Strangely enough, I’m not overly concerned about it. It’s not because I don’t care or that I wouldn’t be frustrated if we missed our chance at the IUI, but because I’m getting very tired of trying to decipher all the bells and whistles of this whole process. Figuring out what every little cramp and twinge mean, why my temp was extra low or extra high today, why I ovulated 48 hours after my trigger last month, why I always feel cramps a week before my period starts, etc etc etc. I’d rather not spend my day analyzing those 3 numbers on my thermometer and what they may or may not mean.

All the magic of this supposed-to-be beautiful process has pretty much slipped out the gate and I feel like I’m left with the technical, medicinal, sterile aspects of it. We’re working on making the rest of the month as special as it can be, but the week and a half around mid-cycle feels pretty clinical and stale. And to think that my body may have done something totally out of the ordinary and tripped us all up feels sort of someone stuck their thumb on an already tender bruise and pushed down on it just for kicks.

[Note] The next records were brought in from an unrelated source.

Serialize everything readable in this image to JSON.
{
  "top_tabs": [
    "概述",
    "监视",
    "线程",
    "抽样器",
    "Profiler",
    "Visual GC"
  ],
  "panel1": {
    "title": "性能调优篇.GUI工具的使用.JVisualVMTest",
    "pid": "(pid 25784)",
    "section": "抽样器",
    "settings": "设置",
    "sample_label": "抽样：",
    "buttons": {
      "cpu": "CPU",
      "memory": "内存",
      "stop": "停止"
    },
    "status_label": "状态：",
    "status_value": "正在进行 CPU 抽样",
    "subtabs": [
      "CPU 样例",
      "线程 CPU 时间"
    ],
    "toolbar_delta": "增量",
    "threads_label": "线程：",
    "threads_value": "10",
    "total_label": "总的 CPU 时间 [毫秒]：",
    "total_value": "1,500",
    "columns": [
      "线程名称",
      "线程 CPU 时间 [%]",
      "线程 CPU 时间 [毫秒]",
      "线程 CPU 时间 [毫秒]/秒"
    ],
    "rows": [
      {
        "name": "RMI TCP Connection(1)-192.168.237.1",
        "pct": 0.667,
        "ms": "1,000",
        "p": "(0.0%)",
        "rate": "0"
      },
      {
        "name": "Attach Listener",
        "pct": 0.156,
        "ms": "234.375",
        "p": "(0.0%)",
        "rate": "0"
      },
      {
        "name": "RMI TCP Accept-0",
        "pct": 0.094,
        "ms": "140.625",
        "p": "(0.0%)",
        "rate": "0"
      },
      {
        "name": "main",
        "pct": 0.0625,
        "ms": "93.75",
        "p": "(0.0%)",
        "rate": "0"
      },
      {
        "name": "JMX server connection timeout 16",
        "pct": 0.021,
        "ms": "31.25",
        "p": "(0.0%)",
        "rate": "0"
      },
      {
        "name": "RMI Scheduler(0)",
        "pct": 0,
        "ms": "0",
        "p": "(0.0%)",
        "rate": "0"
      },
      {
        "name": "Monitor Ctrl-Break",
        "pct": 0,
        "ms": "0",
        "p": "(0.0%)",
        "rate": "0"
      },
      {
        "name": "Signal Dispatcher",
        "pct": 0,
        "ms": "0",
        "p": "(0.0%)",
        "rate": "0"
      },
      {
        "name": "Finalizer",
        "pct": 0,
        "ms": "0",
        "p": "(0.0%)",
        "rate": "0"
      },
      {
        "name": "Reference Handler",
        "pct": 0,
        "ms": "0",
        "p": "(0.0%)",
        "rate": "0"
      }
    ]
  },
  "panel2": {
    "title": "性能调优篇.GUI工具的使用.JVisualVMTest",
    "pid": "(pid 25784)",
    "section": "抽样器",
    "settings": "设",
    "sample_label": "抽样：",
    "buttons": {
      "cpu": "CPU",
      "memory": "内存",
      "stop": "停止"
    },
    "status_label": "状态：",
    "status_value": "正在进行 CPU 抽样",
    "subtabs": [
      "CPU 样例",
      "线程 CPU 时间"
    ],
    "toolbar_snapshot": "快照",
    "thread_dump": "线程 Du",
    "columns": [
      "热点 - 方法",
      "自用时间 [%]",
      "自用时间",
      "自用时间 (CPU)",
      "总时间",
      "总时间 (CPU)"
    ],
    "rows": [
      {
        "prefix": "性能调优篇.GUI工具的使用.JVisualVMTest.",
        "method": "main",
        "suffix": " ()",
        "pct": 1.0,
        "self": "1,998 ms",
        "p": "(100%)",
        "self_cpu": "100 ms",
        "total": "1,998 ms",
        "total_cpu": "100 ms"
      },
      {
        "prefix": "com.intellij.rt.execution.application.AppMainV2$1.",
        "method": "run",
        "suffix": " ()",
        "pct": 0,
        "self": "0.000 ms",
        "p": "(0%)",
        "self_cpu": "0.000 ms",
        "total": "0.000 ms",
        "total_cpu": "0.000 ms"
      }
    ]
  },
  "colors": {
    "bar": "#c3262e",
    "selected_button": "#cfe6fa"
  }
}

Deep down though, I know that’s not it. It’s just my knee-jerk reaction to it. It may not have been a true temp rise. I won’t know that until tomorrow morning. If it is though, I’ll be reminding myself that God is GOOD in this and every instance in my life. He’s not good sometimes and not at other times, he’s good ALL the time. If we missed our chance for the IUI this month, maybe he’s just telling me to not put all my eggs and hope in the IUI basket. Although, I must say I feel pretty confident that I’m not putting my hope in these IUIs. I’m not feeling too confident in anything getting us pregnant these days except God miraculously making it happen.